  3. Lo Monte G, Graziano A, Piva I, Marci R. Women taking the "blue pill" (sildenafil citrate): such a big dealDrug Des Devel Ther. 2014;8:2251-2254. doi:10.2147/DDDT.S71227

  4. U.S. Food and Drug Administration. Drug trials snapshots: Addyi

  5. U.S. Food and Drug Administration. FDA orders important safety labeling changes for Addyi.

  6. U.S. Food and Drug Administration.
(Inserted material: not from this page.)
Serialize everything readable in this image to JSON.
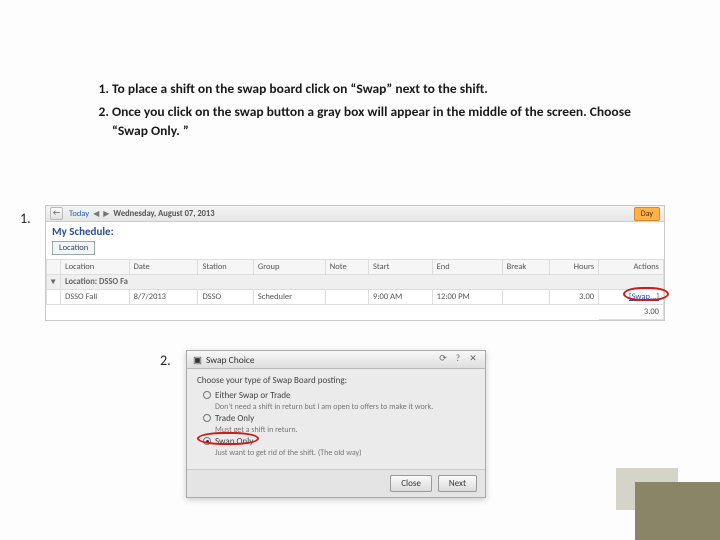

FDA approves new treatment for hypoactive sexual desire disorder in premenopausal women.

  7. AlAwlaqi A, Amor H, Hammadeh ME. Role of hormones in hypoactive sexual desire disorder and current treatmentJ Turk Ger Gynecol Assoc. 2017;18(4):210-218. doi:10.4274/jtgga.2017.0071

By Tracee Cornforth
Tracee Cornforth is a freelance writer who covers menstruation, menstrual disorders, and other women's health issues.